AFTER the patient inquiry made by Your Committee on the matters referred to them, they thought it desirable to inspect the New Bethlem Hospital, erected in Saint George's Fields, but not yet inhabited; that they might consider, with the advantage they have acquired from this examination, how far the building might appear to be well calculated for the accommodation of, and to afford the best chance of cure to, the patients intended to be soon removed into it; and having accordingly made a careful inspection of that building, they submit the following observations :
On entering the gallery on the principal floor, they observed that the windows were so high as to prevent the patients looking out; with the unfitness of which Your Committee were struck, as intelligent persons had stated in
the course of the examination, that the greatest advantage might be derived from the patients having opportunities of seeing objects that might amuse them. An alteration might be made in this respect, if it shall be deemed proper by the Governors, at little expense, and with no risk of injury to the building; as it was stated by Mr. Upton, the deputy architect, that these windows were at first so constructed, but were afterwards built up at the lower part, on a suggestion that it would be inconvenient to expose the patients to the view of passengers: which inconvenience it is conceived might be very easily obviated. The windows in the upper story appear to be properly constructed.

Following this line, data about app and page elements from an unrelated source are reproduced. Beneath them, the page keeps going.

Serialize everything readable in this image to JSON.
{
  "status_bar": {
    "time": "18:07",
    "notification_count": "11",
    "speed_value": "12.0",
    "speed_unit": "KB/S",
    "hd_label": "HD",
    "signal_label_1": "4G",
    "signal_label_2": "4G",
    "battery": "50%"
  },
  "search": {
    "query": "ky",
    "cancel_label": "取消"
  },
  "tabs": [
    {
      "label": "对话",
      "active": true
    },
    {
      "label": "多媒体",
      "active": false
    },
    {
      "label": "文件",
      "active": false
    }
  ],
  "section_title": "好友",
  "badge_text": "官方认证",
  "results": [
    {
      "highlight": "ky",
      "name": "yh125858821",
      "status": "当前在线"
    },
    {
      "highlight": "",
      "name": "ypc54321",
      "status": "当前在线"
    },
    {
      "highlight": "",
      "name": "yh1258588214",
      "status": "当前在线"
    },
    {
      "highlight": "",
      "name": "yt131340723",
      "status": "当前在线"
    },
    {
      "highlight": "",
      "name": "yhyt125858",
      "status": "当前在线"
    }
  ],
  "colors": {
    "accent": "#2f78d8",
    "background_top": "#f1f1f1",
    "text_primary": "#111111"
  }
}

In the sleeping apartments the windows are not glazed, which Your Committee think deprives the patients, generally, of a reasonable comfort, and may in many cases be really injurious; but what appears to be still more important, there are no flues constructed for the purpose of con. ducting warm air through the house, except in the lower galleries on the basement story, which are proposed to be warmed by steam. This appears to be deserving of serious consideration, because it is represented that the patients suffer sensibly from cold; and Doctor Munro, the physician to the hospital, stated, that it had not been thought advisable to administer medicines in the winter, on account of the cold of the house.
In this opinion, respecting the advantage to be derived from the hospital being properly warmed, the Committee are strengthened by the testimony of the Reverend Mr. Becher, who has witnessed the good effect of it in the Nottingham Asylum, and in other places.
In the infirmary for female patients, there are only three small windows at a great height, on the northern side of the